> _Exercise brief_
In your answer, copy every entry that follows exactly.

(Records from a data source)
>>>
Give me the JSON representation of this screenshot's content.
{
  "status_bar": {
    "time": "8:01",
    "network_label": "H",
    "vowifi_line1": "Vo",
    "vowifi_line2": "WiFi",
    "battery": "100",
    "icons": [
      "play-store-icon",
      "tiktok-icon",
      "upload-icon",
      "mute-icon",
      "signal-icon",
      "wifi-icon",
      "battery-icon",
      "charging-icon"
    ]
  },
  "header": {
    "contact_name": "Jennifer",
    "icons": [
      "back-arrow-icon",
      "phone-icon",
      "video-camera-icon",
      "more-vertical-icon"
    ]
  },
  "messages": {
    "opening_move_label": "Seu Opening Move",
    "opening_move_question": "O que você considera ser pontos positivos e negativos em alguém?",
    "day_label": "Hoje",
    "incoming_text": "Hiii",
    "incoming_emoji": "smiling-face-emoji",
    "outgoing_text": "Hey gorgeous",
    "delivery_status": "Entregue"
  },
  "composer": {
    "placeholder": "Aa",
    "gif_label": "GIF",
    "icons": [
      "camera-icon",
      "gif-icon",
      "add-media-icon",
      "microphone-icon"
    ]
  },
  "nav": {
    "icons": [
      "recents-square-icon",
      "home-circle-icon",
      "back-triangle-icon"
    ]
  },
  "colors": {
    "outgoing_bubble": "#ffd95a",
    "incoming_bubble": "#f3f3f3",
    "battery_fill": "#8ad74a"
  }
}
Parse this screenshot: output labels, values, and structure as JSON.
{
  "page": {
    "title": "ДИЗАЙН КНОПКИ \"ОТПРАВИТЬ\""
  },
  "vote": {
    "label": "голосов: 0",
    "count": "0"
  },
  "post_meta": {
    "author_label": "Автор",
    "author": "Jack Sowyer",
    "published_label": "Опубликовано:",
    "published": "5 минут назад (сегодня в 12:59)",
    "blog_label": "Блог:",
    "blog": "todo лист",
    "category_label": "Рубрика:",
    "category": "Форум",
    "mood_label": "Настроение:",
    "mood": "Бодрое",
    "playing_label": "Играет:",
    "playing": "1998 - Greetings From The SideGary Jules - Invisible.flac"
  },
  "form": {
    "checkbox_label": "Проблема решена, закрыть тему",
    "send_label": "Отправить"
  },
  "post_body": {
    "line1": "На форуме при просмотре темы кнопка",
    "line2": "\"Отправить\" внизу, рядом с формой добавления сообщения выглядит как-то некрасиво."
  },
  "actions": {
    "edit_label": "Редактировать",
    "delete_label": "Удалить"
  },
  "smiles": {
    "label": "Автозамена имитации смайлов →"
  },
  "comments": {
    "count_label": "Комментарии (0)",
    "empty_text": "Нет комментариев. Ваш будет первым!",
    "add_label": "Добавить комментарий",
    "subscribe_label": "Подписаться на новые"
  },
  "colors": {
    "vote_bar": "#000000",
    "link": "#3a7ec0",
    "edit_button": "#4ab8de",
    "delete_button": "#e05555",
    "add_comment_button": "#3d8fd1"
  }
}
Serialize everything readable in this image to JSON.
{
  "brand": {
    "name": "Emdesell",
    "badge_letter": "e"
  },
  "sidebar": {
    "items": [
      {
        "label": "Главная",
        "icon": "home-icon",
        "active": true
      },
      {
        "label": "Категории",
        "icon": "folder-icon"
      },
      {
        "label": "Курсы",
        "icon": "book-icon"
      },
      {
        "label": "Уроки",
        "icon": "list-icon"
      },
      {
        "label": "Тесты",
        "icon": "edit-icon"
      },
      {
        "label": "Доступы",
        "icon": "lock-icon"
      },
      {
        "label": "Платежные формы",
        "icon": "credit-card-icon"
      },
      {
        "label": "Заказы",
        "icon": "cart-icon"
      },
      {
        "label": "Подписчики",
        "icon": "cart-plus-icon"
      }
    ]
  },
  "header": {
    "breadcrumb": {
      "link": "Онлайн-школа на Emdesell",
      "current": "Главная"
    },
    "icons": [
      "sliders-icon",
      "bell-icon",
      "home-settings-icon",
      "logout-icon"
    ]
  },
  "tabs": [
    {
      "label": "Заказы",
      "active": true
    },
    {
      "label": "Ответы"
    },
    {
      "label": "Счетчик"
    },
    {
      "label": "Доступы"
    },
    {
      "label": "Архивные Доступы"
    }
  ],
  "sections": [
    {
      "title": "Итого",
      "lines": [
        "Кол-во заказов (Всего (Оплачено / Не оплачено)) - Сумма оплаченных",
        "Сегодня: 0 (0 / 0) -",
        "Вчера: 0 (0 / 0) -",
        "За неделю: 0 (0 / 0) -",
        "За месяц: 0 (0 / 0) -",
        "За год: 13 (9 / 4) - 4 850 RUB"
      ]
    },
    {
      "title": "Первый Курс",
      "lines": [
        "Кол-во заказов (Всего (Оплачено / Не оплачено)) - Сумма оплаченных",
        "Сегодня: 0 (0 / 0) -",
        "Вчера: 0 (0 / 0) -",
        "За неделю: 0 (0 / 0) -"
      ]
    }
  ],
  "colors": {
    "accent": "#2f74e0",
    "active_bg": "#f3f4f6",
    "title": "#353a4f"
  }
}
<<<
> _Response area_
Give me the JSON representation of this screenshot's content.
{
  "status_bar": {
    "time": "8:01",
    "network_label": "H",
    "vowifi_line1": "Vo",
    "vowifi_line2": "WiFi",
    "battery": "100",
    "icons": [
      "play-store-icon",
      "tiktok-icon",
      "upload-icon",
      "mute-icon",
      "signal-icon",
      "wifi-icon",
      "battery-icon",
      "charging-icon"
    ]
  },
  "header": {
    "contact_name": "Jennifer",
    "icons": [
      "back-arrow-icon",
      "phone-icon",
      "video-camera-icon",
      "more-vertical-icon"
    ]
  },
  "messages": {
    "opening_move_label": "Seu Opening Move",
    "opening_move_question": "O que você considera ser pontos positivos e negativos em alguém?",
    "day_label": "Hoje",
    "incoming_text": "Hiii",
    "incoming_emoji": "smiling-face-emoji",
    "outgoing_text": "Hey gorgeous",
    "delivery_status": "Entregue"
  },
  "composer": {
    "placeholder": "Aa",
    "gif_label": "GIF",
    "icons": [
      "camera-icon",
      "gif-icon",
      "add-media-icon",
      "microphone-icon"
    ]
  },
  "nav": {
    "icons": [
      "recents-square-icon",
      "home-circle-icon",
      "back-triangle-icon"
    ]
  },
  "colors": {
    "outgoing_bubble": "#ffd95a",
    "incoming_bubble": "#f3f3f3",
    "battery_fill": "#8ad74a"
  }
}
Parse this screenshot: output labels, values, and structure as JSON.
{
  "page": {
    "title": "ДИЗАЙН КНОПКИ \"ОТПРАВИТЬ\""
  },
  "vote": {
    "label": "голосов: 0",
    "count": "0"
  },
  "post_meta": {
    "author_label": "Автор",
    "author": "Jack Sowyer",
    "published_label": "Опубликовано:",
    "published": "5 минут назад (сегодня в 12:59)",
    "blog_label": "Блог:",
    "blog": "todo лист",
    "category_label": "Рубрика:",
    "category": "Форум",
    "mood_label": "Настроение:",
    "mood": "Бодрое",
    "playing_label": "Играет:",
    "playing": "1998 - Greetings From The SideGary Jules - Invisible.flac"
  },
  "form": {
    "checkbox_label": "Проблема решена, закрыть тему",
    "send_label": "Отправить"
  },
  "post_body": {
    "line1": "На форуме при просмотре темы кнопка",
    "line2": "\"Отправить\" внизу, рядом с формой добавления сообщения выглядит как-то некрасиво."
  },
  "actions": {
    "edit_label": "Редактировать",
    "delete_label": "Удалить"
  },
  "smiles": {
    "label": "Автозамена имитации смайлов →"
  },
  "comments": {
    "count_label": "Комментарии (0)",
    "empty_text": "Нет комментариев. Ваш будет первым!",
    "add_label": "Добавить комментарий",
    "subscribe_label": "Подписаться на новые"
  },
  "colors": {
    "vote_bar": "#000000",
    "link": "#3a7ec0",
    "edit_button": "#4ab8de",
    "delete_button": "#e05555",
    "add_comment_button": "#3d8fd1"
  }
}
Serialize everything readable in this image to JSON.
{
  "brand": {
    "name": "Emdesell",
    "badge_letter": "e"
  },
  "sidebar": {
    "items": [
      {
        "label": "Главная",
        "icon": "home-icon",
        "active": true
      },
      {
        "label": "Категории",
        "icon": "folder-icon"
      },
      {
        "label": "Курсы",
        "icon": "book-icon"
      },
      {
        "label": "Уроки",
        "icon": "list-icon"
      },
      {
        "label": "Тесты",
        "icon": "edit-icon"
      },
      {
        "label": "Доступы",
        "icon": "lock-icon"
      },
      {
        "label": "Платежные формы",
        "icon": "credit-card-icon"
      },
      {
        "label": "Заказы",
        "icon": "cart-icon"
      },
      {
        "label": "Подписчики",
        "icon": "cart-plus-icon"
      }
    ]
  },
  "header": {
    "breadcrumb": {
      "link": "Онлайн-школа на Emdesell",
      "current": "Главная"
    },
    "icons": [
      "sliders-icon",
      "bell-icon",
      "home-settings-icon",
      "logout-icon"
    ]
  },
  "tabs": [
    {
      "label": "Заказы",
      "active": true
    },
    {
      "label": "Ответы"
    },
    {
      "label": "Счетчик"
    },
    {
      "label": "Доступы"
    },
    {
      "label": "Архивные Доступы"
    }
  ],
  "sections": [
    {
      "title": "Итого",
      "lines": [
        "Кол-во заказов (Всего (Оплачено / Не оплачено)) - Сумма оплаченных",
        "Сегодня: 0 (0 / 0) -",
        "Вчера: 0 (0 / 0) -",
        "За неделю: 0 (0 / 0) -",
        "За месяц: 0 (0 / 0) -",
        "За год: 13 (9 / 4) - 4 850 RUB"
      ]
    },
    {
      "title": "Первый Курс",
      "lines": [
        "Кол-во заказов (Всего (Оплачено / Не оплачено)) - Сумма оплаченных",
        "Сегодня: 0 (0 / 0) -",
        "Вчера: 0 (0 / 0) -",
        "За неделю: 0 (0 / 0) -"
      ]
    }
  ],
  "colors": {
    "accent": "#2f74e0",
    "active_bg": "#f3f4f6",
    "title": "#353a4f"
  }
}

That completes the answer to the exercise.